__Work required__. Reproduce every record exactly as given.

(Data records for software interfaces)
::::::

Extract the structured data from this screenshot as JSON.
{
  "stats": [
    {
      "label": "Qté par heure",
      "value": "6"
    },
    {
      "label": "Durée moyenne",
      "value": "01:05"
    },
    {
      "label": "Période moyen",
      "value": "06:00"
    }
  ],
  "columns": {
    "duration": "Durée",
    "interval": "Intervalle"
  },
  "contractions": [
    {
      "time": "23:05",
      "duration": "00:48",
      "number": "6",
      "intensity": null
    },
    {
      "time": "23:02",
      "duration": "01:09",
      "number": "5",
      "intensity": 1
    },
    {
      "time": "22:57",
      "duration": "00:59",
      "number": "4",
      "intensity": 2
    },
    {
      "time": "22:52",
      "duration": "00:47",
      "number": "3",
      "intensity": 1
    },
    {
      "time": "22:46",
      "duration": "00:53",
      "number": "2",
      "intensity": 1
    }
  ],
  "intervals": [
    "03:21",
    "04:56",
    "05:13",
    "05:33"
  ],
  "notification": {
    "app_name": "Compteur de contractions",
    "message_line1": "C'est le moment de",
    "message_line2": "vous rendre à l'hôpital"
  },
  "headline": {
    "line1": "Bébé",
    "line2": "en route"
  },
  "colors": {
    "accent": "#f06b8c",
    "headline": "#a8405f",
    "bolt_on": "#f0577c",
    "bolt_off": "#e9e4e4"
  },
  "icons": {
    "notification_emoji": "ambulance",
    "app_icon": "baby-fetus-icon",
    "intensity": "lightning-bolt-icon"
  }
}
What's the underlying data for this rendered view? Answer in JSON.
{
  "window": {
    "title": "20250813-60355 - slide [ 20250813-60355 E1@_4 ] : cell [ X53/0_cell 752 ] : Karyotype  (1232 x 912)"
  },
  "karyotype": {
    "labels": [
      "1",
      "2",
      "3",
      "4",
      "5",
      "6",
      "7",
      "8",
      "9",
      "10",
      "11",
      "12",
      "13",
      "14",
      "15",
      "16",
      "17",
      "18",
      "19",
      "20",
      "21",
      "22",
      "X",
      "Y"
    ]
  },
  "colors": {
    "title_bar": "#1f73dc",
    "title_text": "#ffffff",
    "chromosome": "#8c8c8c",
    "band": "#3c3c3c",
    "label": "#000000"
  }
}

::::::

__Task result__.
Extract the structured data from this screenshot as JSON.
{
  "stats": [
    {
      "label": "Qté par heure",
      "value": "6"
    },
    {
      "label": "Durée moyenne",
      "value": "01:05"
    },
    {
      "label": "Période moyen",
      "value": "06:00"
    }
  ],
  "columns": {
    "duration": "Durée",
    "interval": "Intervalle"
  },
  "contractions": [
    {
      "time": "23:05",
      "duration": "00:48",
      "number": "6",
      "intensity": null
    },
    {
      "time": "23:02",
      "duration": "01:09",
      "number": "5",
      "intensity": 1
    },
    {
      "time": "22:57",
      "duration": "00:59",
      "number": "4",
      "intensity": 2
    },
    {
      "time": "22:52",
      "duration": "00:47",
      "number": "3",
      "intensity": 1
    },
    {
      "time": "22:46",
      "duration": "00:53",
      "number": "2",
      "intensity": 1
    }
  ],
  "intervals": [
    "03:21",
    "04:56",
    "05:13",
    "05:33"
  ],
  "notification": {
    "app_name": "Compteur de contractions",
    "message_line1": "C'est le moment de",
    "message_line2": "vous rendre à l'hôpital"
  },
  "headline": {
    "line1": "Bébé",
    "line2": "en route"
  },
  "colors": {
    "accent": "#f06b8c",
    "headline": "#a8405f",
    "bolt_on": "#f0577c",
    "bolt_off": "#e9e4e4"
  },
  "icons": {
    "notification_emoji": "ambulance",
    "app_icon": "baby-fetus-icon",
    "intensity": "lightning-bolt-icon"
  }
}
What's the underlying data for this rendered view? Answer in JSON.
{
  "window": {
    "title": "20250813-60355 - slide [ 20250813-60355 E1@_4 ] : cell [ X53/0_cell 752 ] : Karyotype  (1232 x 912)"
  },
  "karyotype": {
    "labels": [
      "1",
      "2",
      "3",
      "4",
      "5",
      "6",
      "7",
      "8",
      "9",
      "10",
      "11",
      "12",
      "13",
      "14",
      "15",
      "16",
      "17",
      "18",
      "19",
      "20",
      "21",
      "22",
      "X",
      "Y"
    ]
  },
  "colors": {
    "title_bar": "#1f73dc",
    "title_text": "#ffffff",
    "chromosome": "#8c8c8c",
    "band": "#3c3c3c",
    "label": "#000000"
  }
}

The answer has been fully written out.